Available data Start Marker

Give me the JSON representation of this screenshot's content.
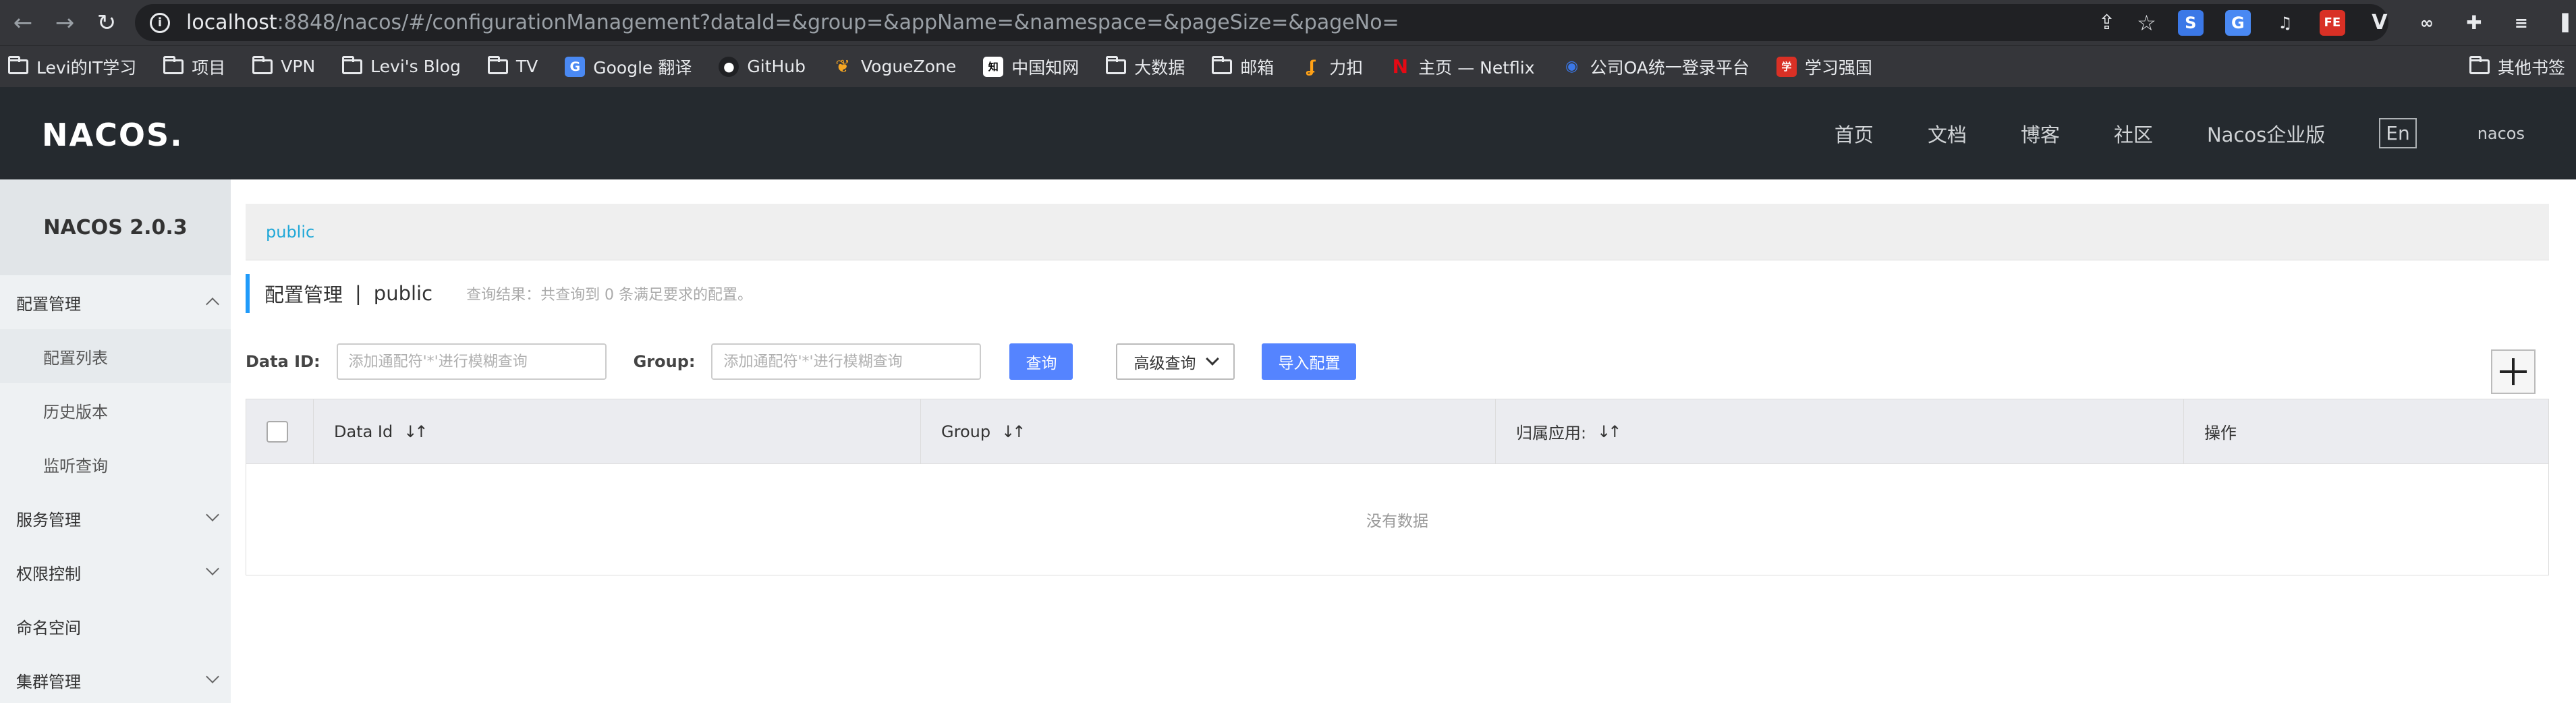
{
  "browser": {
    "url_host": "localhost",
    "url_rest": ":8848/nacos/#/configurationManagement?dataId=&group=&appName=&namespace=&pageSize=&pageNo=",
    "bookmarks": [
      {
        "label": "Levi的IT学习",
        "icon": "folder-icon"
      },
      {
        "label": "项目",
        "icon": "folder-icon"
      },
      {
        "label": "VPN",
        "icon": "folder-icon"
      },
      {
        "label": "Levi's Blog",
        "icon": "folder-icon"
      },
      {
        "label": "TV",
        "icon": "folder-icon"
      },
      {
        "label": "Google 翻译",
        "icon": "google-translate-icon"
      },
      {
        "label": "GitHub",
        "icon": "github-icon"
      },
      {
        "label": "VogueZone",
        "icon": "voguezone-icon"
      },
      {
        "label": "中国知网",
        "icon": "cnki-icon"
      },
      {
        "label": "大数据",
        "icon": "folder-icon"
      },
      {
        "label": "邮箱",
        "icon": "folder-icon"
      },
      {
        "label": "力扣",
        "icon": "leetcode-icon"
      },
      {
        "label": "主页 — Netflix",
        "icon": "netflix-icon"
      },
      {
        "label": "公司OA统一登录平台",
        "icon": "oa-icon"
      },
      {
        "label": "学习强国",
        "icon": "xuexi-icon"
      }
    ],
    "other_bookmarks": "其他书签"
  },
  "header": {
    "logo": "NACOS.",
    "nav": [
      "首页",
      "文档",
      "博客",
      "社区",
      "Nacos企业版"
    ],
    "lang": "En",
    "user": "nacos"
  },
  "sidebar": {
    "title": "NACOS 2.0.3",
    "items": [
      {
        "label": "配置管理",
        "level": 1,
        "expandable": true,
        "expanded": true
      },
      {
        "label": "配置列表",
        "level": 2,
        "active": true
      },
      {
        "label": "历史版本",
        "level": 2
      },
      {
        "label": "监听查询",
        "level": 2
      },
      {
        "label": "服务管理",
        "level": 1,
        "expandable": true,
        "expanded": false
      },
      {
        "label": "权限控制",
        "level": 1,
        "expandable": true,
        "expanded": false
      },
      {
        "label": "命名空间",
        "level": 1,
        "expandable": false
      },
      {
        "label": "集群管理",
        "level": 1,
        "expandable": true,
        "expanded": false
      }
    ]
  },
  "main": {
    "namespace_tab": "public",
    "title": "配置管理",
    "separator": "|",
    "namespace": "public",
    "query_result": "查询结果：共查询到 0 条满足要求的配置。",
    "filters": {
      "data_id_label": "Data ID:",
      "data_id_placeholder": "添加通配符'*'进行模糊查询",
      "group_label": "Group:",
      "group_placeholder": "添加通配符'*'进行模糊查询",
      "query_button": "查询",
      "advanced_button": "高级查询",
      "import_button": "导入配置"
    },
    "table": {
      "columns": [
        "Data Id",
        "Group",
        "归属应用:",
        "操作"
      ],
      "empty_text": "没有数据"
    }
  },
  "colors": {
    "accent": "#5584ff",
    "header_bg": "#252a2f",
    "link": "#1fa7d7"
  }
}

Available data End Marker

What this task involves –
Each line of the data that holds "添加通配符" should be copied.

Written reply –
      "data_id_placeholder": "添加通配符'*'进行模糊查询",
      "group_placeholder": "添加通配符'*'进行模糊查询",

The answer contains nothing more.